_Try it_
Every line in the records below that holds the word "June" is to be copied.

_ _ _ _ _ _ _

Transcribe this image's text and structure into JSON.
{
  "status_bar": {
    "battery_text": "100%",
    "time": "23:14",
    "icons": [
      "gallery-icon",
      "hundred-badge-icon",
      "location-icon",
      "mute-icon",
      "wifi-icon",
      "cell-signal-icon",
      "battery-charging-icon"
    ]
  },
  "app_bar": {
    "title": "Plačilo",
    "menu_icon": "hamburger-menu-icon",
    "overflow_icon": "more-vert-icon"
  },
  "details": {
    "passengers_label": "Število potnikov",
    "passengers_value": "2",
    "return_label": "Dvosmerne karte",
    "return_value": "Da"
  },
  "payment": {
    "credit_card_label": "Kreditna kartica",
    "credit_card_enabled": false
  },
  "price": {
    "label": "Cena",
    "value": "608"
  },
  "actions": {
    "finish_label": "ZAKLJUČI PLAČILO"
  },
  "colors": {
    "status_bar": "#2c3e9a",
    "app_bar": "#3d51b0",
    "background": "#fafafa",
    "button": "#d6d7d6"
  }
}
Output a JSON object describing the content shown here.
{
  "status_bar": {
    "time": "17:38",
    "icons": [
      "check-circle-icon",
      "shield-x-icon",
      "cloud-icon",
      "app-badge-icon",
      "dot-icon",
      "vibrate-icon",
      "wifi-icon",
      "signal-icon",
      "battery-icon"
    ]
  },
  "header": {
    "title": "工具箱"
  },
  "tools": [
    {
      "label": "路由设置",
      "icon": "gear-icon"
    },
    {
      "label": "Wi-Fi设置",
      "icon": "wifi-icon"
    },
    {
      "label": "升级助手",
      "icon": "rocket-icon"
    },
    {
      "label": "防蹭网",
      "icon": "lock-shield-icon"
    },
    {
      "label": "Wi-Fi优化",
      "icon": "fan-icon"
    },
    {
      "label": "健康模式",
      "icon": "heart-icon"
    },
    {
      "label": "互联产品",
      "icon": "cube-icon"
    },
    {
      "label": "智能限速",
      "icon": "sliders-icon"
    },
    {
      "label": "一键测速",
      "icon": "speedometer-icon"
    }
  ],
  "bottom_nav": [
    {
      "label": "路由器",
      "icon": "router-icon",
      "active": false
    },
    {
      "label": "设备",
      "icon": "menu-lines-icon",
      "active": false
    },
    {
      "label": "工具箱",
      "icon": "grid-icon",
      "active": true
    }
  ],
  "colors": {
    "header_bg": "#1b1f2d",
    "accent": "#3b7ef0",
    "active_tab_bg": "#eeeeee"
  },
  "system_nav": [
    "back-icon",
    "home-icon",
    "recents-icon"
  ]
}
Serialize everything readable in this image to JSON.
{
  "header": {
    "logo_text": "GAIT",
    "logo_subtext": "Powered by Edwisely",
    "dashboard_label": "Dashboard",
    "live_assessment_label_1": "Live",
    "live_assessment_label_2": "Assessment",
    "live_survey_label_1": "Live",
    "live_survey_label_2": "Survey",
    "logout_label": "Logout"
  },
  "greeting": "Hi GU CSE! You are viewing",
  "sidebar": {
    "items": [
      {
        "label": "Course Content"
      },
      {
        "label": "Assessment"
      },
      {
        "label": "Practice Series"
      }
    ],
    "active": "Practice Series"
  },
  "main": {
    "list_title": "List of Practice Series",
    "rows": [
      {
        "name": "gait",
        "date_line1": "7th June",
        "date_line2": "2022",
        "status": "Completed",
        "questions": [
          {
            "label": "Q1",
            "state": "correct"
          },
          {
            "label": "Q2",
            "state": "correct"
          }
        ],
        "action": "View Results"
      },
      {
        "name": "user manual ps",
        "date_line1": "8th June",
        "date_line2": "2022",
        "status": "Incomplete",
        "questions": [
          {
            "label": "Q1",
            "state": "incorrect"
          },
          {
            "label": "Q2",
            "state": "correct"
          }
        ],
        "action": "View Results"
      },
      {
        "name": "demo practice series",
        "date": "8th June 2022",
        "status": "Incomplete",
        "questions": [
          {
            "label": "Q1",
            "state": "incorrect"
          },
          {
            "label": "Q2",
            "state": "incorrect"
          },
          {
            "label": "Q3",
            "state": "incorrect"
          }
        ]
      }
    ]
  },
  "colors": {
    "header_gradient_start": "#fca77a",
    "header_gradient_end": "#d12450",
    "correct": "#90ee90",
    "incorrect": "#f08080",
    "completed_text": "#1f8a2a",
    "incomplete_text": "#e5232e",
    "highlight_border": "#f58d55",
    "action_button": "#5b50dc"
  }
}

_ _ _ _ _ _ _

_Answer_
        "date_line1": "7th June",
        "date_line1": "8th June",
        "date": "8th June 2022",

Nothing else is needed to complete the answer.